Exactly the lines below from the line with "Enumerate this screenshot's content" through the line with "Enumerate this screenshot's text" must make up the answer, both ends included and pictures left out.

────

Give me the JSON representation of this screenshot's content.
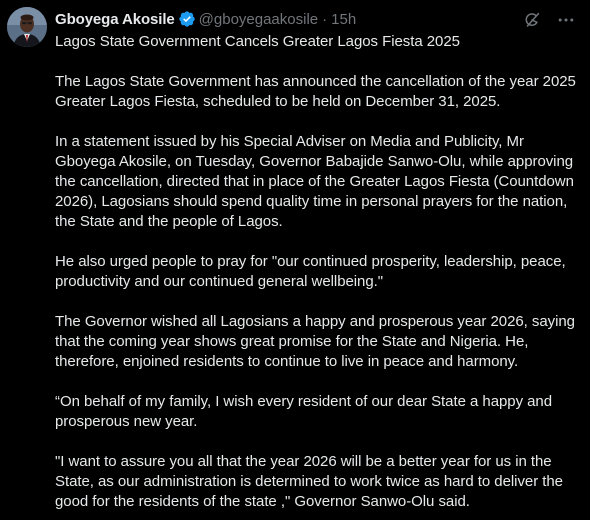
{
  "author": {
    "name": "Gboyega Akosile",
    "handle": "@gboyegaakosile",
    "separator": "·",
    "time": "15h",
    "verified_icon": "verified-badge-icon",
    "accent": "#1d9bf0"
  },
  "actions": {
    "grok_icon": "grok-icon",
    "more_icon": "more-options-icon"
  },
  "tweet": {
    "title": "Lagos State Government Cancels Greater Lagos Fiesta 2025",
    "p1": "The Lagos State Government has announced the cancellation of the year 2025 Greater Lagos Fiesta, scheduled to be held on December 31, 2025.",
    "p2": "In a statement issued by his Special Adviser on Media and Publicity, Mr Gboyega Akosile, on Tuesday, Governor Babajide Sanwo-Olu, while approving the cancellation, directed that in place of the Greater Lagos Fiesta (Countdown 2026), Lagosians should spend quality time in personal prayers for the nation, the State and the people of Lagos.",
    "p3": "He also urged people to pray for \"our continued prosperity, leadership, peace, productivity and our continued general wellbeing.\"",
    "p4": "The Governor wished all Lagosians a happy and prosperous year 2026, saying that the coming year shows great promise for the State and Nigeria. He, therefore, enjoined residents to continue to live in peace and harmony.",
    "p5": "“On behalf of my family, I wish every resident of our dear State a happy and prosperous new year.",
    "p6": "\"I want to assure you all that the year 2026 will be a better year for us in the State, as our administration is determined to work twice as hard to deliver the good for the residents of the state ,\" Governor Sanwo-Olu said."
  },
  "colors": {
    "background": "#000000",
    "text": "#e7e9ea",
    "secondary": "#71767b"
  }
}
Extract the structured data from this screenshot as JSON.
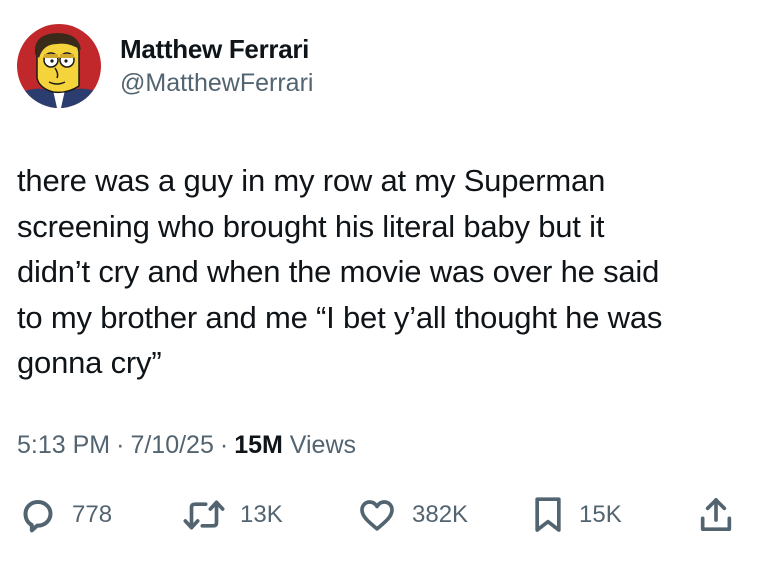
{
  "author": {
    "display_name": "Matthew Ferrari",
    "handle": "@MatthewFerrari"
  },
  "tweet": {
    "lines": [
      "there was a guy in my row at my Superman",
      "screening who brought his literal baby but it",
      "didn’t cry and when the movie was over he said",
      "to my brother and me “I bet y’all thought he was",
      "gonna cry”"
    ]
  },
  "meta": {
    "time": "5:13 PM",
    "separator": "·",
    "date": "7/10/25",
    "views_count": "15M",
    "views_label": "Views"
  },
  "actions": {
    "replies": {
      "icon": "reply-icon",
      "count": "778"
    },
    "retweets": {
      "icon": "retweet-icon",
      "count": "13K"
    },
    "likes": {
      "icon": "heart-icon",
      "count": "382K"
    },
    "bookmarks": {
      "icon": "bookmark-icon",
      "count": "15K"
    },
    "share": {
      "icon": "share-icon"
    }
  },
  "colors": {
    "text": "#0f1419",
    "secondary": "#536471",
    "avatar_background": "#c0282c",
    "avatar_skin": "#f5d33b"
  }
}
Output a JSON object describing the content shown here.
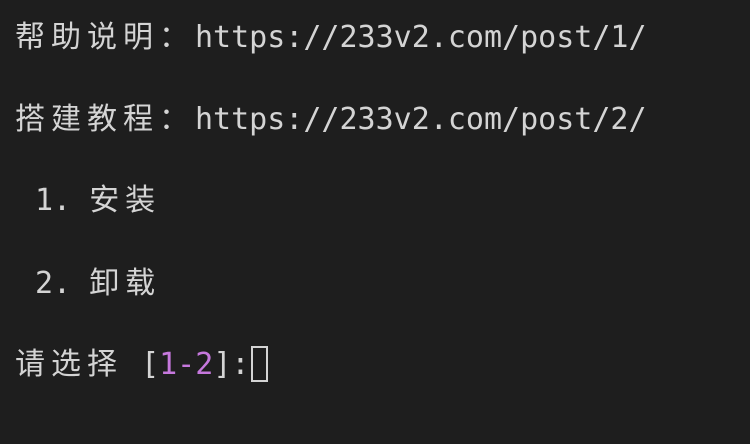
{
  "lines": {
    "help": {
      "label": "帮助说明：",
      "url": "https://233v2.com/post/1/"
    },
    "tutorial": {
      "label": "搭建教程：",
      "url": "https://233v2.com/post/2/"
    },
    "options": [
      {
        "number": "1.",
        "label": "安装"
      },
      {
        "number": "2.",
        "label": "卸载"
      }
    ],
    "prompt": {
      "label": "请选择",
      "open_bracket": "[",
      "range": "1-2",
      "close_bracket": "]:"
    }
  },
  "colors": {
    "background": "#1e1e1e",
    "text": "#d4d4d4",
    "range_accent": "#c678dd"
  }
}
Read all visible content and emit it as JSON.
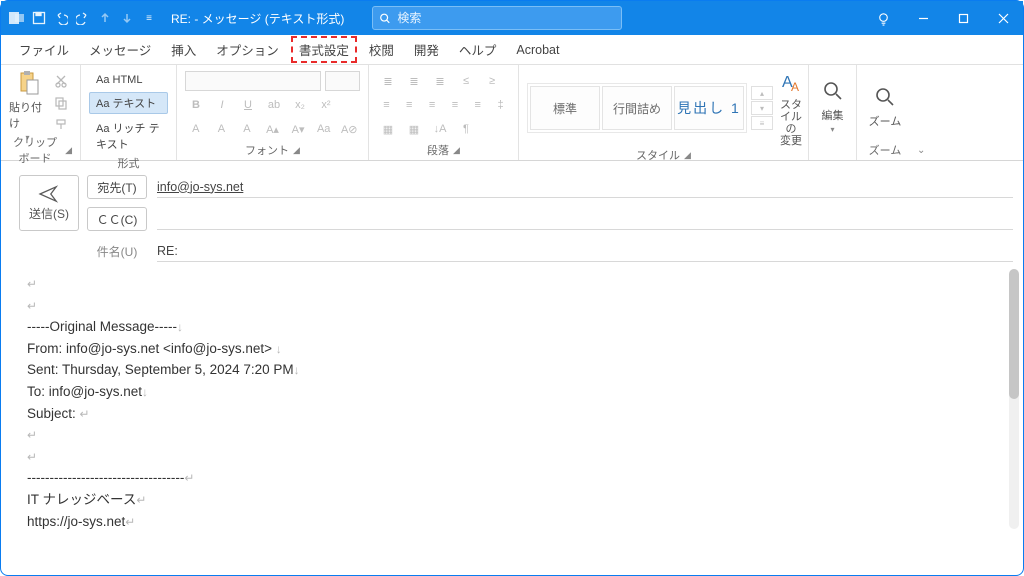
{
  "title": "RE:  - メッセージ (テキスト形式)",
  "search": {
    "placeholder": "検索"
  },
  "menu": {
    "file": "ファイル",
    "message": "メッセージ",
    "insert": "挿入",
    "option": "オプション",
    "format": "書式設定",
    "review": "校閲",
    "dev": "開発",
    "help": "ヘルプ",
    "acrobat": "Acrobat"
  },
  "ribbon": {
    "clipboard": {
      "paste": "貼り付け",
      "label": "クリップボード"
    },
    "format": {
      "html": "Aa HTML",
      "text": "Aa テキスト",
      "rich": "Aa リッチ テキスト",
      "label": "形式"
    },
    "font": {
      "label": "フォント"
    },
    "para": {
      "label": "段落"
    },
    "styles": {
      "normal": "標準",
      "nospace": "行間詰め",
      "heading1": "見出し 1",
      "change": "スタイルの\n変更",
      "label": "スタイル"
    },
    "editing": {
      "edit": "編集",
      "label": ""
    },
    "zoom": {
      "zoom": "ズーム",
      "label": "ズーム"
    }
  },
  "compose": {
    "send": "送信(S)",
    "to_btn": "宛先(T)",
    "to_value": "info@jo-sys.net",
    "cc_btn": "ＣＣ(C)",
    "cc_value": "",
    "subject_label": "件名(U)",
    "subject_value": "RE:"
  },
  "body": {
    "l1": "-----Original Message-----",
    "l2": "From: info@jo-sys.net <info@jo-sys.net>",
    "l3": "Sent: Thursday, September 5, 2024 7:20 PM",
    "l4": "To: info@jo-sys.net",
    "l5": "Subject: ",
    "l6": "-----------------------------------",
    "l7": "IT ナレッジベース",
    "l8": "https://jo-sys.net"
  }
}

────

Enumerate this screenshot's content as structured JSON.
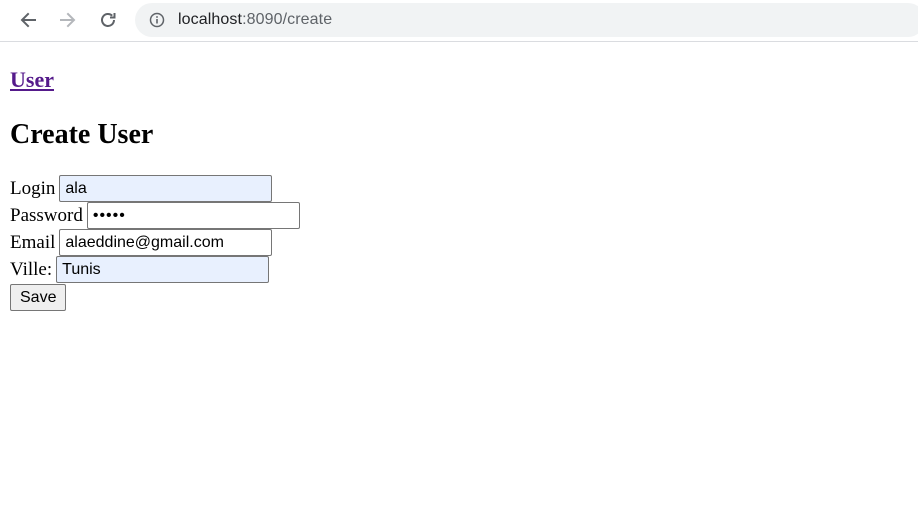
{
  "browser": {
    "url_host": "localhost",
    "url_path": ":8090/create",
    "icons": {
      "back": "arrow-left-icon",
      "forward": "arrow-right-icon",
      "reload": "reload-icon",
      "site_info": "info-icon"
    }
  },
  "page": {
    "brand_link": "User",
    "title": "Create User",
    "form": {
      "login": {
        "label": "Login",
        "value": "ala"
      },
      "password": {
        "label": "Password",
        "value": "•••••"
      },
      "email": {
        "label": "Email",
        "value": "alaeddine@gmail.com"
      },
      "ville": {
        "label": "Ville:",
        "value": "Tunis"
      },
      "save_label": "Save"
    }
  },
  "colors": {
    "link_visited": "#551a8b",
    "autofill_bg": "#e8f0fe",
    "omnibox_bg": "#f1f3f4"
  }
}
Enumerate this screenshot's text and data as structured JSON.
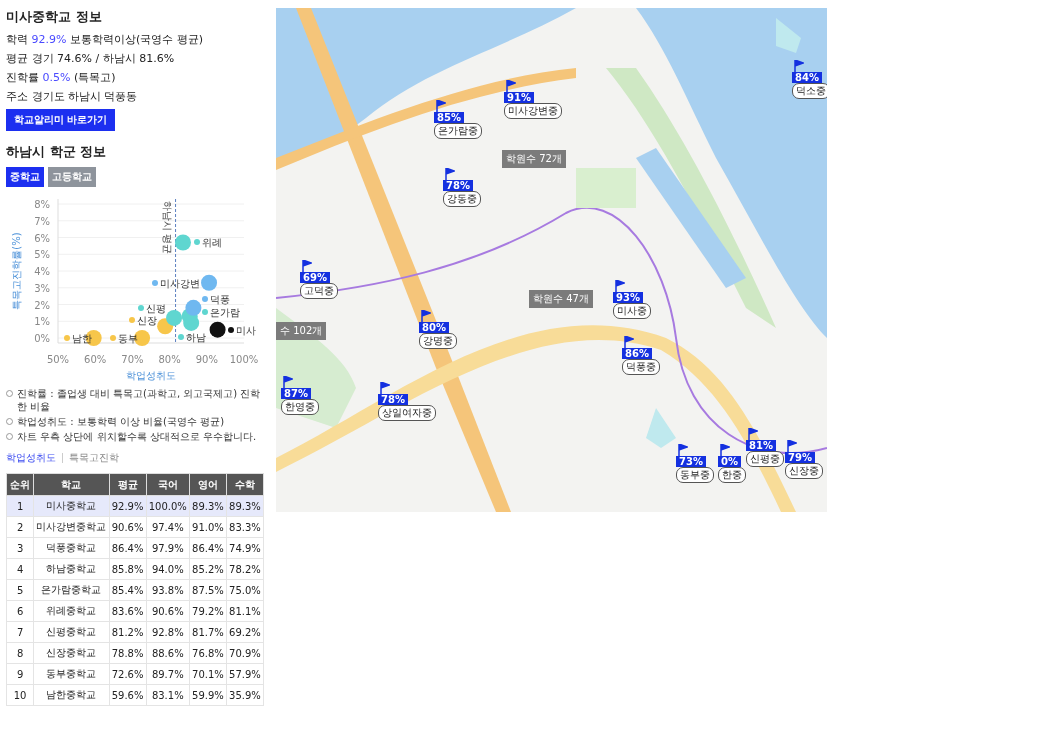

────

■ EXERCISE SOLUTION
Enumerate this screenshot's content as structured JSON.
{
  "browser": {
    "url_host": "localhost",
    "url_path": ":8090/create",
    "icons": {
      "back": "arrow-left-icon",
      "forward": "arrow-right-icon",
      "reload": "reload-icon",
      "site_info": "info-icon"
    }
  },
  "page": {
    "brand_link": "User",
    "title": "Create User",
    "form": {
      "login": {
        "label": "Login",
        "value": "ala"
      },
      "password": {
        "label": "Password",
        "value": "•••••"
      },
      "email": {
        "label": "Email",
        "value": "alaeddine@gmail.com"
      },
      "ville": {
        "label": "Ville:",
        "value": "Tunis"
      },
      "save_label": "Save"
    }
  },
  "colors": {
    "link_visited": "#551a8b",
    "autofill_bg": "#e8f0fe",
    "omnibox_bg": "#f1f3f4"
  }
}
Enumerate this screenshot's text and data as structured JSON.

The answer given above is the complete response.